U.S. Culture Boosts Hispanic Immigrants' Substance Abuse Risk
Rates of illegal drug use rose 13-fold after 'acculturation,' study found
MONDAY, Aug. 13, 2007 (HealthDay News) -- Adoption of American culture and lifestyle makes Hispanic immigrants to the United States more likely to use illegal drugs and abuse alcohol, a new study suggests.
The study of more than 6,700 adults (including 1,690 Hispanics) in Washington state found that acculturated Hispanics were nearly 13 times more likely to report the use of illegal drugs than Hispanics who adhered to their traditional culture.
Acculturation refers to the adoption of new cultural beliefs and social skills by an immigrant group.
The study found that 7.2 percent of acculturated Hispanics reported using illegal drugs within the previous month, compared to less than one percent of non-acculturated Hispanics and 6.4 percent of whites.
Acculturated Hispanics were nearly twice as likely as non-acculturated Hispanics to report current binge drinking and more than three times more likely to report "bender" drinking -- consuming alcohol continuously for days in a row without sobering up.

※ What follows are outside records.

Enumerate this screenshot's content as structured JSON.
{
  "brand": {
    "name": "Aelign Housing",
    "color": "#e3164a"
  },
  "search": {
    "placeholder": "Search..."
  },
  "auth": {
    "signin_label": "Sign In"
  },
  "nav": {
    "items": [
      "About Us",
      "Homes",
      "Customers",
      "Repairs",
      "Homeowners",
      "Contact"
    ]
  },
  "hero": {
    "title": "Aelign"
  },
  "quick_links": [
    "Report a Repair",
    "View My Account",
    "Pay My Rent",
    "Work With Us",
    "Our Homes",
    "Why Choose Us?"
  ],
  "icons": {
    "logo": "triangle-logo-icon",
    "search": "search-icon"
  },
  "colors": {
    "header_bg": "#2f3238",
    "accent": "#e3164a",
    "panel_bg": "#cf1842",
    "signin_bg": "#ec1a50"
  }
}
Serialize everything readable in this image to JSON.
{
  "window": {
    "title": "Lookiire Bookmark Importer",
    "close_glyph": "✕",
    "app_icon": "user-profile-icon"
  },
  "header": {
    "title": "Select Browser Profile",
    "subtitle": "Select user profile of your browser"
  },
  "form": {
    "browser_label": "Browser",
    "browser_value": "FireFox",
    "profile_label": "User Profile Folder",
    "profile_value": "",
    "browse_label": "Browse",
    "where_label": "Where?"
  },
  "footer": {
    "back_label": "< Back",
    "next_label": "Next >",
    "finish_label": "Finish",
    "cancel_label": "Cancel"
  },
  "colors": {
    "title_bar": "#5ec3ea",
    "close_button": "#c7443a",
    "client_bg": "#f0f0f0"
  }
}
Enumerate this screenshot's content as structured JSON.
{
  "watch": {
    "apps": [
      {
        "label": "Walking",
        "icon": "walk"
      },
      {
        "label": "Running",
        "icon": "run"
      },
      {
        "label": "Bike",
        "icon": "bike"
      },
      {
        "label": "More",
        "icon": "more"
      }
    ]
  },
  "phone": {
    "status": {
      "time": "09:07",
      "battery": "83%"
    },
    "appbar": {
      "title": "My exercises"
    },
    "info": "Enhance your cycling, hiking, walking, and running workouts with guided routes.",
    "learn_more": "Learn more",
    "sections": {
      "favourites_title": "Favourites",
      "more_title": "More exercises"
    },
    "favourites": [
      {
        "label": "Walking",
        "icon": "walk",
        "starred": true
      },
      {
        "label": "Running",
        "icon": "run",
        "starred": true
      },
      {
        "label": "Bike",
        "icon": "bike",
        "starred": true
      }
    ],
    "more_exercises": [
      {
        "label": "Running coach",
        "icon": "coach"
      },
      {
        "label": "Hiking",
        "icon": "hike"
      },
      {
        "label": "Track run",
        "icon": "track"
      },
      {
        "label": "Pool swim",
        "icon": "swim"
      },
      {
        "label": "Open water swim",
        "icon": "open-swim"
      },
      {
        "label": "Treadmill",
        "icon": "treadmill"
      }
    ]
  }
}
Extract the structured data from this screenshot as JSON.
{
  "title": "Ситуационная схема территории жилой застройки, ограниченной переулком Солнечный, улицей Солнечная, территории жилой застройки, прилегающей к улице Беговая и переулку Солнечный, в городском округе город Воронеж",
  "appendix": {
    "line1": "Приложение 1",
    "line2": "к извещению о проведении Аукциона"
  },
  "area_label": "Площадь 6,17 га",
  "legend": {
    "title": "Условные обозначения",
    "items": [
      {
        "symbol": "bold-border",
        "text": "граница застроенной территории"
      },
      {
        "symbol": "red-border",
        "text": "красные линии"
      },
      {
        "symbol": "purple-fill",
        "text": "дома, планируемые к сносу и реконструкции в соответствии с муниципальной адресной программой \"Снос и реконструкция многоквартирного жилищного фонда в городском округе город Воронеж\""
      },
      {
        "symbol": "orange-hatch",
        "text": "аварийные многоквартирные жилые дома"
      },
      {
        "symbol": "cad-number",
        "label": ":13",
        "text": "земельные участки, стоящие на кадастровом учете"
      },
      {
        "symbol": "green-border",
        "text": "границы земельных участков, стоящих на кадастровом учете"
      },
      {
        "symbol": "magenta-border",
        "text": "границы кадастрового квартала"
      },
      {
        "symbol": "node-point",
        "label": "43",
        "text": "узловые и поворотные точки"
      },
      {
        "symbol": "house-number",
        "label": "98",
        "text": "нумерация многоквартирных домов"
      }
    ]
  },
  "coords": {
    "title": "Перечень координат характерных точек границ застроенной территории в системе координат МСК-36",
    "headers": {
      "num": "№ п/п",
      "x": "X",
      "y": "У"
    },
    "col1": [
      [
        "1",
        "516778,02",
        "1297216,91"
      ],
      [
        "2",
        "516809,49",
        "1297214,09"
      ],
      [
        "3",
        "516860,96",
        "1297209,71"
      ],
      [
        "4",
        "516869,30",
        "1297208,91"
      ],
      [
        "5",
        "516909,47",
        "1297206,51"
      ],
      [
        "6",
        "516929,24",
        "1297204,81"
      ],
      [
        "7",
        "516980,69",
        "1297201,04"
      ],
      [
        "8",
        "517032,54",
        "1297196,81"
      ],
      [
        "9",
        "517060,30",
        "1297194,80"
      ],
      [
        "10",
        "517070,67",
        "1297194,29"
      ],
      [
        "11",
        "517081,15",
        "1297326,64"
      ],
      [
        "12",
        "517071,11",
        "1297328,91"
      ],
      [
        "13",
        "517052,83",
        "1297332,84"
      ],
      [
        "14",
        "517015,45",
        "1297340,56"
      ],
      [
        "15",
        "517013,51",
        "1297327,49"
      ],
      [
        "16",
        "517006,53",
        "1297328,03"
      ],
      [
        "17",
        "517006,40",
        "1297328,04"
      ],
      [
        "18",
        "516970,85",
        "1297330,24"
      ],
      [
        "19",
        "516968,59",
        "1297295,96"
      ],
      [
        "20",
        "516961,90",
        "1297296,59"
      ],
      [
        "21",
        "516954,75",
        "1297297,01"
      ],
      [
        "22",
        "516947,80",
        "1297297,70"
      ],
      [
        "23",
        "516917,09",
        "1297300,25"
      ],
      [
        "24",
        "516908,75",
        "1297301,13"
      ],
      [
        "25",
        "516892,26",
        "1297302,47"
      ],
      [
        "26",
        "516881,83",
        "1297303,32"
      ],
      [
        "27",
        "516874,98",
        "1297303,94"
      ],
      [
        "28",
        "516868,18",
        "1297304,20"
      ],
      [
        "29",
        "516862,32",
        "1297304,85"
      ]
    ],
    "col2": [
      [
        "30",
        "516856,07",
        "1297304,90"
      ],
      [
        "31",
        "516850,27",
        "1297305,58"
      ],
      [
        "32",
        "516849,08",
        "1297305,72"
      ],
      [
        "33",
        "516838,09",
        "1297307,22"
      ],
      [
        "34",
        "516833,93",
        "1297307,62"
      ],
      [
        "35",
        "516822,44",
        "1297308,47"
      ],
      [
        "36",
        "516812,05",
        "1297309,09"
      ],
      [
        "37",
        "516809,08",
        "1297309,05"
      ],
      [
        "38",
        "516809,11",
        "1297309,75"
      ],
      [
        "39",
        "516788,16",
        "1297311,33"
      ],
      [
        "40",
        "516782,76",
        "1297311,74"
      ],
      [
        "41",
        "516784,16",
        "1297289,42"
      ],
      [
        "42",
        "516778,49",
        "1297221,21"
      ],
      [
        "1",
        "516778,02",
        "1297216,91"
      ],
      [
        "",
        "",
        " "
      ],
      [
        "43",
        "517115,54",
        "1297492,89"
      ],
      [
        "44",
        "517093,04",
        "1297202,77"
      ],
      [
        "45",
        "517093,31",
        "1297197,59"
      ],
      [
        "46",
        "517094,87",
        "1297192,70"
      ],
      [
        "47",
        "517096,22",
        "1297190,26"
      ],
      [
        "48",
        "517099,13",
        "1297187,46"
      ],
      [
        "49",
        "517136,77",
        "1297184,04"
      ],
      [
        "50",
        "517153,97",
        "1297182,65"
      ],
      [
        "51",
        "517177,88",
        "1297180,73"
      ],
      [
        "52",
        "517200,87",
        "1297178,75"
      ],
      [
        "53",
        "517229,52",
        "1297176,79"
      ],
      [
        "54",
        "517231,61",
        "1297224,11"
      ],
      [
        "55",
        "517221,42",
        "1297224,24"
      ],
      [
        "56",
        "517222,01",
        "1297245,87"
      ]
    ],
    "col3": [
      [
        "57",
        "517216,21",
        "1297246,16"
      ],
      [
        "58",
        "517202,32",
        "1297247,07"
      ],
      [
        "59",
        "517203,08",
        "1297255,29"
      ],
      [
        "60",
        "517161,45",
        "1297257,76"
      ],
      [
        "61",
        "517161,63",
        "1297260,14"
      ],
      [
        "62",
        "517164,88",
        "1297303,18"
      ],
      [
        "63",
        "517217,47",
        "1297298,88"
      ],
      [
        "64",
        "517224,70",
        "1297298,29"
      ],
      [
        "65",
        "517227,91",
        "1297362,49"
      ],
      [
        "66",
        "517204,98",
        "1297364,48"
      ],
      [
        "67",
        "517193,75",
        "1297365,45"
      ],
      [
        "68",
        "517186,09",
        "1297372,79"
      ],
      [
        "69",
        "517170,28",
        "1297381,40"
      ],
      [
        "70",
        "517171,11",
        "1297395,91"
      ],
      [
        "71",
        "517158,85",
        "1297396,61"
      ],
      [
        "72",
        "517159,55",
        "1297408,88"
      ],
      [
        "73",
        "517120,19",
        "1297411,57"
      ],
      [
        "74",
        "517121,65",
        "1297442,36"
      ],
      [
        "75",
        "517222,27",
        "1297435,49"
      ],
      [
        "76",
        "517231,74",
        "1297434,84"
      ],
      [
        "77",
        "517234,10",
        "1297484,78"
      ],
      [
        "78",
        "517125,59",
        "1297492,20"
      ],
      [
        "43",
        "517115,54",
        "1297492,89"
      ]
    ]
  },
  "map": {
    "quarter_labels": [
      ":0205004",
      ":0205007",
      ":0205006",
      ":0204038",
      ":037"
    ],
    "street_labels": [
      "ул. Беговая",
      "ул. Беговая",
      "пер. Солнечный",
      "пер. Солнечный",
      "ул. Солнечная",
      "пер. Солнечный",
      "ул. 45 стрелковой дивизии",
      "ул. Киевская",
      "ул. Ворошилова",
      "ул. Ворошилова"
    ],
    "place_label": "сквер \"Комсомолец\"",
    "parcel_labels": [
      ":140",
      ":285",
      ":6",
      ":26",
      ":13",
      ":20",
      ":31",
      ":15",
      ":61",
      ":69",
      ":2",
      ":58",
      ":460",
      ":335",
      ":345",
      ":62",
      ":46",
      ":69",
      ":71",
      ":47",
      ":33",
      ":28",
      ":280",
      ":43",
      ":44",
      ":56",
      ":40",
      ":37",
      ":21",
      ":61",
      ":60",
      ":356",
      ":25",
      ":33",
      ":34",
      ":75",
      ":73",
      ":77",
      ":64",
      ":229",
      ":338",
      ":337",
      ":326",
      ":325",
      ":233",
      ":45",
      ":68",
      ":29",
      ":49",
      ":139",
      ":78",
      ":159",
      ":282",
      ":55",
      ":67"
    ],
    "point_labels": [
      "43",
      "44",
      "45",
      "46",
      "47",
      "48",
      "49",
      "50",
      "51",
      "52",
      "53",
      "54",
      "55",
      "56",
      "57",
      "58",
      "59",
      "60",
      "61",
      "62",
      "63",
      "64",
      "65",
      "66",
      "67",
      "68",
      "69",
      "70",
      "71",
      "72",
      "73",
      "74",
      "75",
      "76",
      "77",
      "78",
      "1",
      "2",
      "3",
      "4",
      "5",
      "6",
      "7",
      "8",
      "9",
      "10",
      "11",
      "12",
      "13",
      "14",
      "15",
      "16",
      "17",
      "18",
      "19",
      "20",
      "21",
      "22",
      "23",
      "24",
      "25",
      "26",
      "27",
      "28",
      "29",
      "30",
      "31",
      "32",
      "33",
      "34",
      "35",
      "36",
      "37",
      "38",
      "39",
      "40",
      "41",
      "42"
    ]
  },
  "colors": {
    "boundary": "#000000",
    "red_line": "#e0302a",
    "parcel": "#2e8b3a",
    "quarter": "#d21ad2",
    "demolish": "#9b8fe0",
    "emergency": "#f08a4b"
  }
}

"In general, recent Hispanic immigrants are more family-oriented and have less tolerant views of drugs and alcohol use," study lead author Scott Akins, an assistant professor at Oregon State University, said in a prepared statement. "Although immigration and assimilation will provide some migrants with benefits such as wealth and job stability, immigration and acculturation can be a difficult process which has negative consequences as well."
The study was scheduled to be presented Sunday at the American Sociological Association's annual meeting in New York City.
The U.S. Centers for Disease Control and Prevention has more about Hispanic or Latino health issues.